═════ SUPPLIED DATA ═════

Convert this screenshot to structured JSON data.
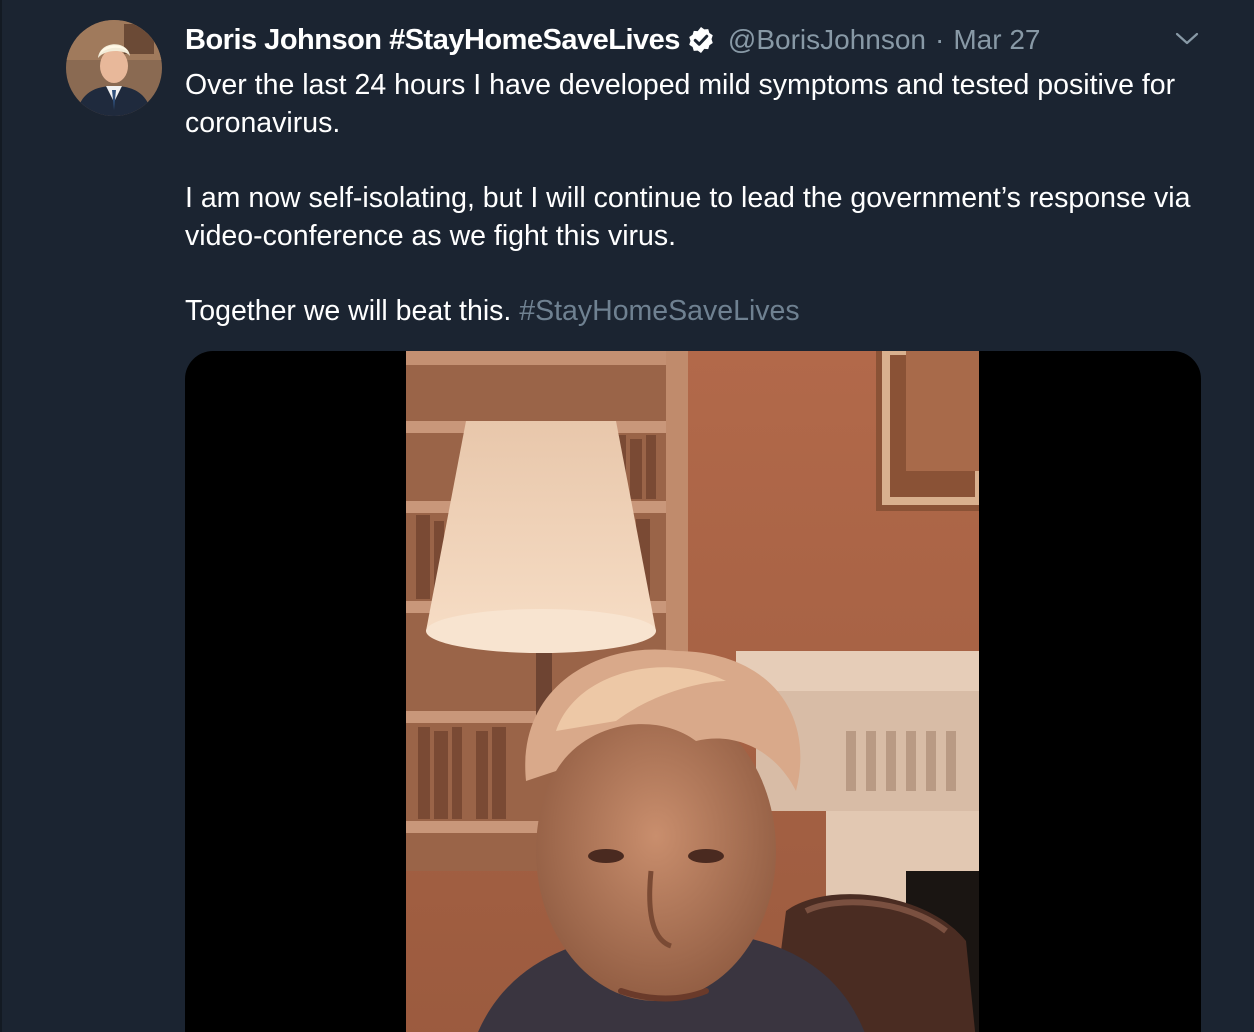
{
  "tweet": {
    "display_name": "Boris Johnson #StayHomeSaveLives",
    "handle": "@BorisJohnson",
    "separator": "·",
    "timestamp": "Mar 27",
    "paragraph_1": "Over the last 24 hours I have developed mild symptoms and tested positive for coronavirus.",
    "paragraph_2": "I am now self-isolating, but I will continue to lead the government’s response via video-conference as we fight this virus.",
    "paragraph_3_text": "Together we will beat this. ",
    "paragraph_3_hashtag": "#StayHomeSaveLives"
  },
  "icons": {
    "verified": "verified-badge-icon",
    "caret": "chevron-down-icon"
  },
  "colors": {
    "background": "#1b2431",
    "text": "#ffffff",
    "secondary_text": "#8899a6",
    "hashtag": "#6f8191",
    "media_background": "#000000"
  }
}
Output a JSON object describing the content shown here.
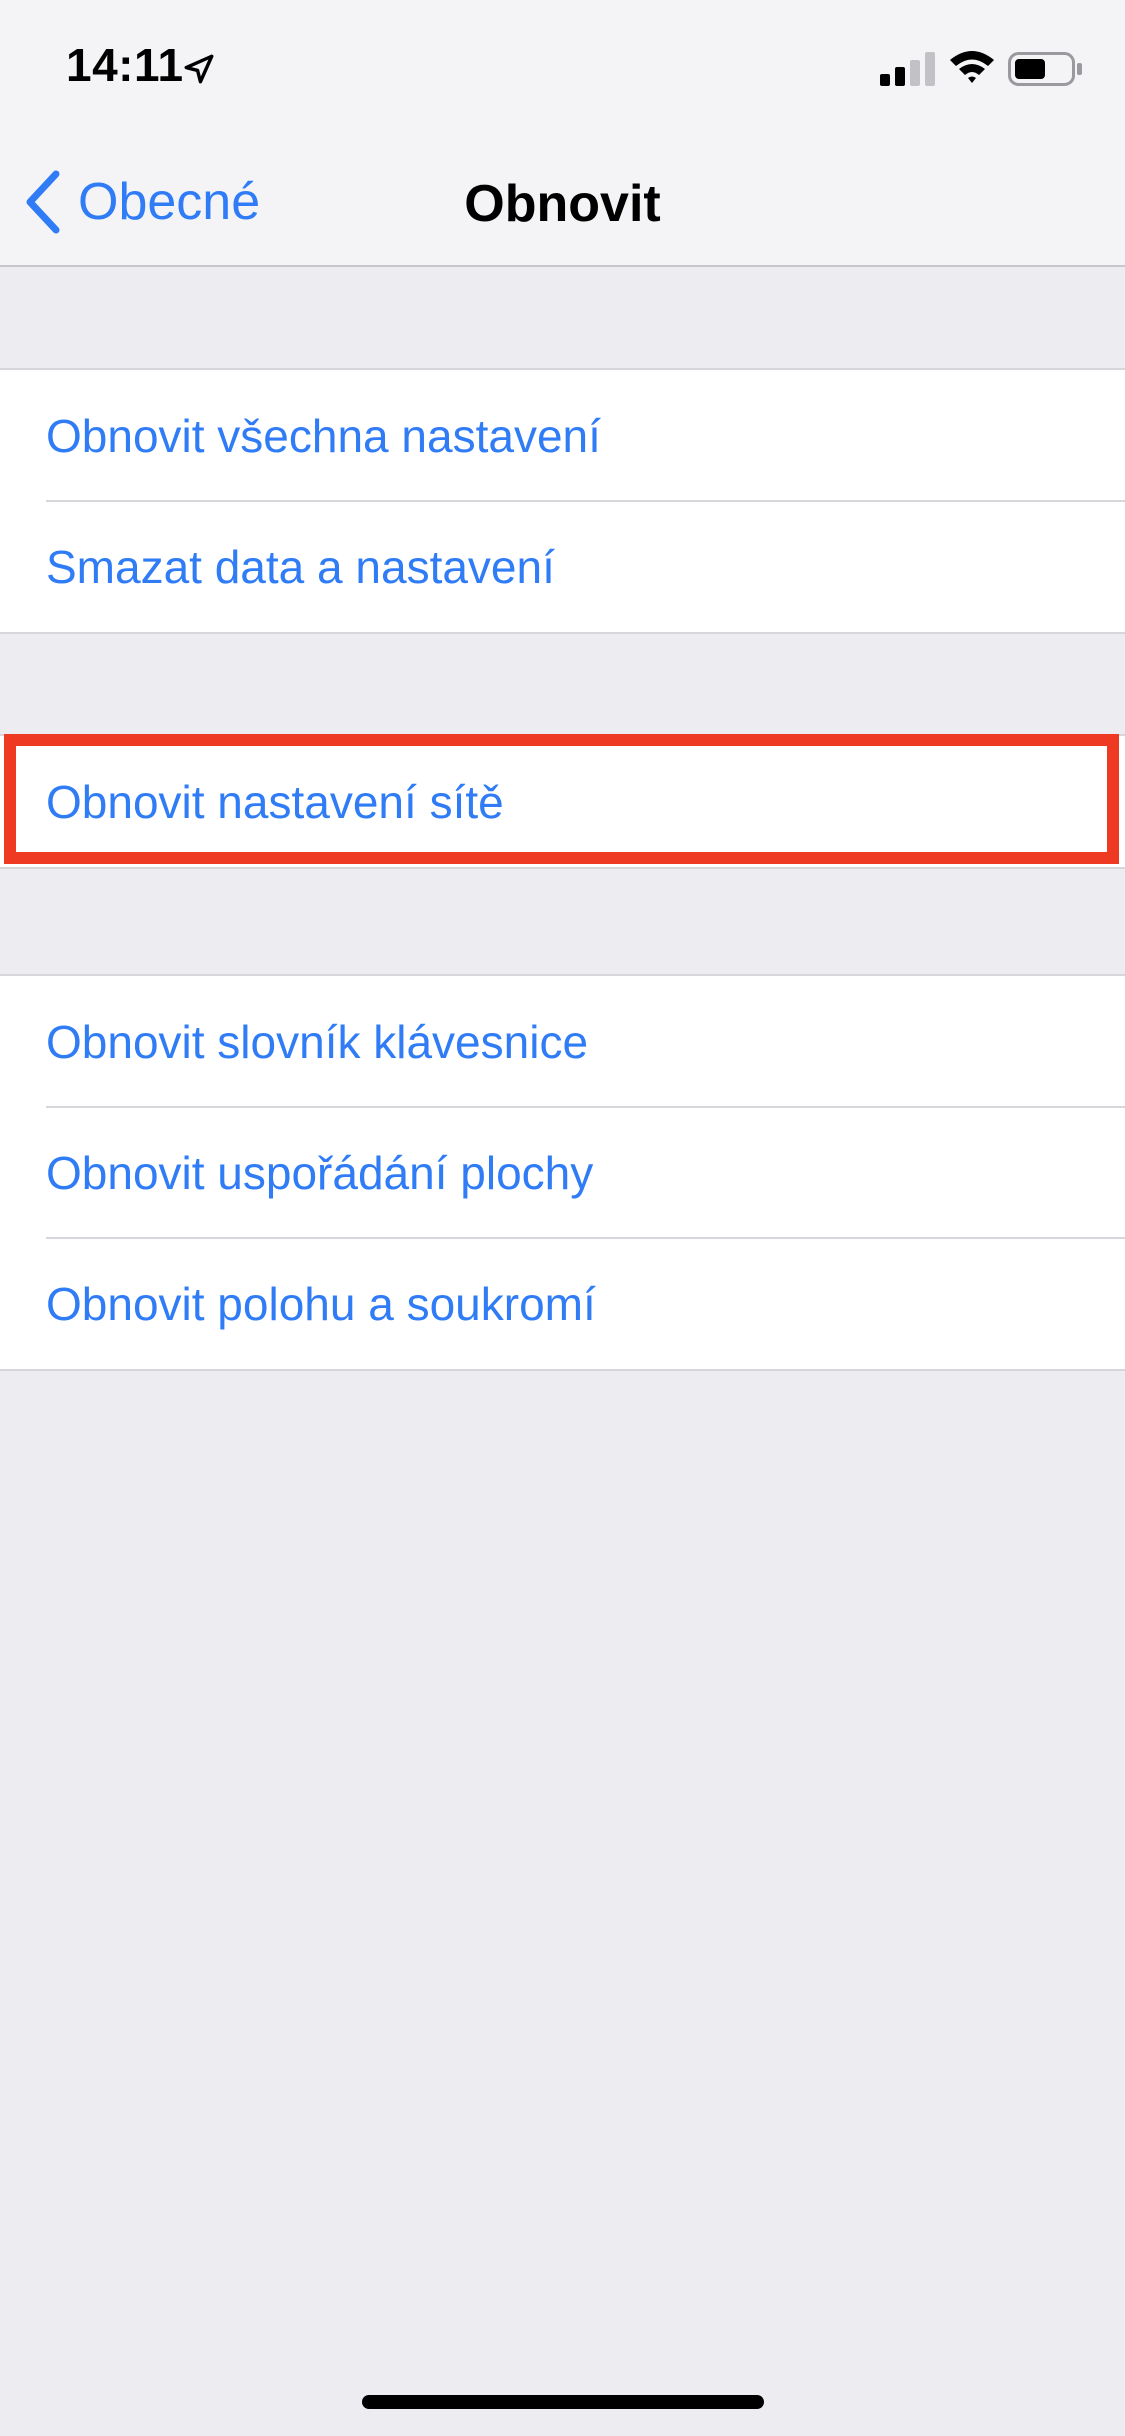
{
  "status_bar": {
    "time": "14:11",
    "icons": [
      "location-arrow-icon",
      "cellular-signal-icon",
      "wifi-icon",
      "battery-icon"
    ]
  },
  "nav": {
    "back_label": "Obecné",
    "title": "Obnovit"
  },
  "groups": [
    {
      "items": [
        {
          "label": "Obnovit všechna nastavení"
        },
        {
          "label": "Smazat data a nastavení"
        }
      ]
    },
    {
      "items": [
        {
          "label": "Obnovit nastavení sítě",
          "highlighted": true
        }
      ]
    },
    {
      "items": [
        {
          "label": "Obnovit slovník klávesnice"
        },
        {
          "label": "Obnovit uspořádání plochy"
        },
        {
          "label": "Obnovit polohu a soukromí"
        }
      ]
    }
  ],
  "colors": {
    "accent": "#2f7cf6",
    "highlight_frame": "#ee3a23",
    "background": "#efeff4"
  }
}
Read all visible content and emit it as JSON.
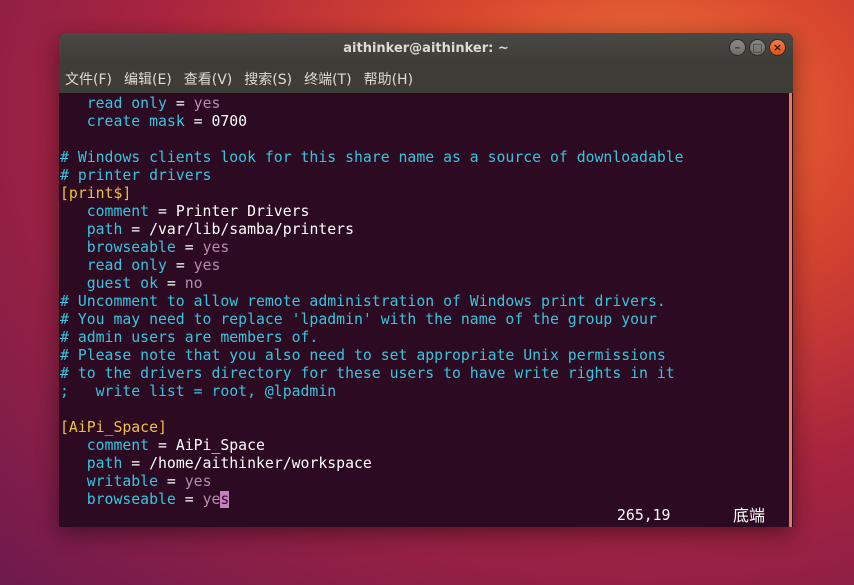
{
  "window": {
    "title": "aithinker@aithinker: ~"
  },
  "menu": [
    {
      "label": "文件(F)"
    },
    {
      "label": "编辑(E)"
    },
    {
      "label": "查看(V)"
    },
    {
      "label": "搜索(S)"
    },
    {
      "label": "终端(T)"
    },
    {
      "label": "帮助(H)"
    }
  ],
  "lines": [
    {
      "segs": [
        {
          "c": "t",
          "t": "   "
        },
        {
          "c": "k",
          "t": "read only"
        },
        {
          "c": "t",
          "t": " = "
        },
        {
          "c": "v",
          "t": "yes"
        }
      ]
    },
    {
      "segs": [
        {
          "c": "t",
          "t": "   "
        },
        {
          "c": "k",
          "t": "create mask"
        },
        {
          "c": "t",
          "t": " = 0700"
        }
      ]
    },
    {
      "segs": []
    },
    {
      "segs": [
        {
          "c": "c",
          "t": "# Windows clients look for this share name as a source of downloadable"
        }
      ]
    },
    {
      "segs": [
        {
          "c": "c",
          "t": "# printer drivers"
        }
      ]
    },
    {
      "segs": [
        {
          "c": "s",
          "t": "[print$]"
        }
      ]
    },
    {
      "segs": [
        {
          "c": "t",
          "t": "   "
        },
        {
          "c": "k",
          "t": "comment"
        },
        {
          "c": "t",
          "t": " = Printer Drivers"
        }
      ]
    },
    {
      "segs": [
        {
          "c": "t",
          "t": "   "
        },
        {
          "c": "k",
          "t": "path"
        },
        {
          "c": "t",
          "t": " = /var/lib/samba/printers"
        }
      ]
    },
    {
      "segs": [
        {
          "c": "t",
          "t": "   "
        },
        {
          "c": "k",
          "t": "browseable"
        },
        {
          "c": "t",
          "t": " = "
        },
        {
          "c": "v",
          "t": "yes"
        }
      ]
    },
    {
      "segs": [
        {
          "c": "t",
          "t": "   "
        },
        {
          "c": "k",
          "t": "read only"
        },
        {
          "c": "t",
          "t": " = "
        },
        {
          "c": "v",
          "t": "yes"
        }
      ]
    },
    {
      "segs": [
        {
          "c": "t",
          "t": "   "
        },
        {
          "c": "k",
          "t": "guest ok"
        },
        {
          "c": "t",
          "t": " = "
        },
        {
          "c": "v",
          "t": "no"
        }
      ]
    },
    {
      "segs": [
        {
          "c": "c",
          "t": "# Uncomment to allow remote administration of Windows print drivers."
        }
      ]
    },
    {
      "segs": [
        {
          "c": "c",
          "t": "# You may need to replace 'lpadmin' with the name of the group your"
        }
      ]
    },
    {
      "segs": [
        {
          "c": "c",
          "t": "# admin users are members of."
        }
      ]
    },
    {
      "segs": [
        {
          "c": "c",
          "t": "# Please note that you also need to set appropriate Unix permissions"
        }
      ]
    },
    {
      "segs": [
        {
          "c": "c",
          "t": "# to the drivers directory for these users to have write rights in it"
        }
      ]
    },
    {
      "segs": [
        {
          "c": "c",
          "t": ";   write list = root, @lpadmin"
        }
      ]
    },
    {
      "segs": []
    },
    {
      "segs": [
        {
          "c": "s",
          "t": "[AiPi_Space]"
        }
      ]
    },
    {
      "segs": [
        {
          "c": "t",
          "t": "   "
        },
        {
          "c": "k",
          "t": "comment"
        },
        {
          "c": "t",
          "t": " = AiPi_Space"
        }
      ]
    },
    {
      "segs": [
        {
          "c": "t",
          "t": "   "
        },
        {
          "c": "k",
          "t": "path"
        },
        {
          "c": "t",
          "t": " = /home/aithinker/workspace"
        }
      ]
    },
    {
      "segs": [
        {
          "c": "t",
          "t": "   "
        },
        {
          "c": "k",
          "t": "writable"
        },
        {
          "c": "t",
          "t": " = "
        },
        {
          "c": "v",
          "t": "yes"
        }
      ]
    },
    {
      "segs": [
        {
          "c": "t",
          "t": "   "
        },
        {
          "c": "k",
          "t": "browseable"
        },
        {
          "c": "t",
          "t": " = "
        },
        {
          "c": "v",
          "t": "ye"
        },
        {
          "c": "cursor",
          "t": "s"
        }
      ]
    }
  ],
  "status": {
    "position": "265,19",
    "label": "底端"
  },
  "colors": {
    "background": "#2c0a22",
    "keyword": "#35c6df",
    "value": "#b48ead",
    "section": "#f0c040",
    "cursor": "#c77fc0"
  }
}
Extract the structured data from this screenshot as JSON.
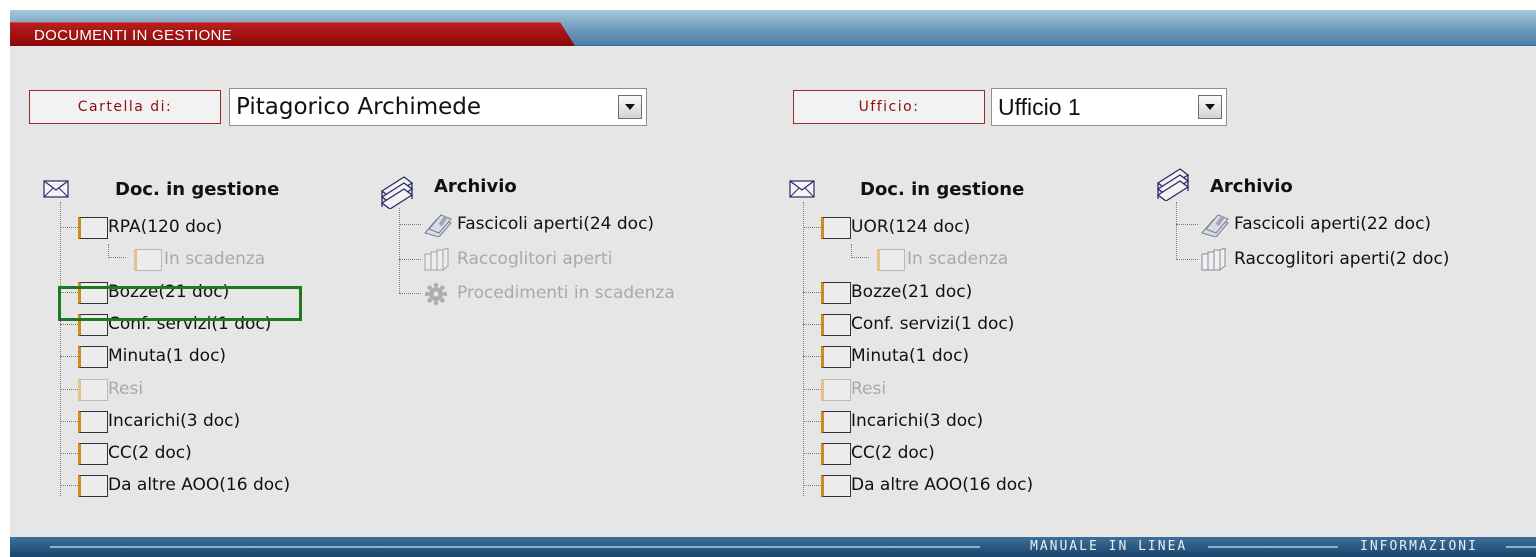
{
  "header": {
    "tab_title": "DOCUMENTI IN GESTIONE"
  },
  "filters": {
    "cartella_label": "Cartella di:",
    "cartella_value": "Pitagorico Archimede",
    "ufficio_label": "Ufficio:",
    "ufficio_value": "Ufficio 1"
  },
  "left": {
    "doc_title": "Doc. in gestione",
    "nodes": [
      {
        "label": "RPA(120 doc)"
      },
      {
        "label": "In scadenza",
        "disabled": true,
        "sub": true
      },
      {
        "label": "Bozze(21 doc)",
        "selected": true
      },
      {
        "label": "Conf. servizi(1 doc)"
      },
      {
        "label": "Minuta(1 doc)"
      },
      {
        "label": "Resi",
        "disabled": true
      },
      {
        "label": "Incarichi(3 doc)"
      },
      {
        "label": "CC(2 doc)"
      },
      {
        "label": "Da altre AOO(16 doc)"
      }
    ],
    "archive_title": "Archivio",
    "archive_items": [
      {
        "label": "Fascicoli aperti(24 doc)",
        "icon": "folder-tools-icon"
      },
      {
        "label": "Raccoglitori aperti",
        "icon": "binders-icon",
        "disabled": true
      },
      {
        "label": "Procedimenti in scadenza",
        "icon": "gear-icon",
        "disabled": true
      }
    ]
  },
  "right": {
    "doc_title": "Doc. in gestione",
    "nodes": [
      {
        "label": "UOR(124 doc)"
      },
      {
        "label": "In scadenza",
        "disabled": true,
        "sub": true
      },
      {
        "label": "Bozze(21 doc)"
      },
      {
        "label": "Conf. servizi(1 doc)"
      },
      {
        "label": "Minuta(1 doc)"
      },
      {
        "label": "Resi",
        "disabled": true
      },
      {
        "label": "Incarichi(3 doc)"
      },
      {
        "label": "CC(2 doc)"
      },
      {
        "label": "Da altre AOO(16 doc)"
      }
    ],
    "archive_title": "Archivio",
    "archive_items": [
      {
        "label": "Fascicoli aperti(22 doc)",
        "icon": "folder-tools-icon"
      },
      {
        "label": "Raccoglitori aperti(2 doc)",
        "icon": "binders-icon"
      }
    ]
  },
  "footer": {
    "manual_link": "MANUALE IN LINEA",
    "info_link": "INFORMAZIONI"
  },
  "colors": {
    "tab_red": "#8a0808",
    "selection_green": "#1e7a1e",
    "folder_accent": "#d08a22"
  }
}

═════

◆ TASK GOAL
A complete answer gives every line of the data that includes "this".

◆ TASK RESULT
Convert this screenshot to structured JSON data.
    "paragraph_2": "I am now self-isolating, but I will continue to lead the government’s response via video-conference as we fight this virus.",
    "paragraph_3_text": "Together we will beat this. ",
          "t": "# Windows clients look for this share name as a source of downloadable"
Extract the structured data from this screenshot as JSON.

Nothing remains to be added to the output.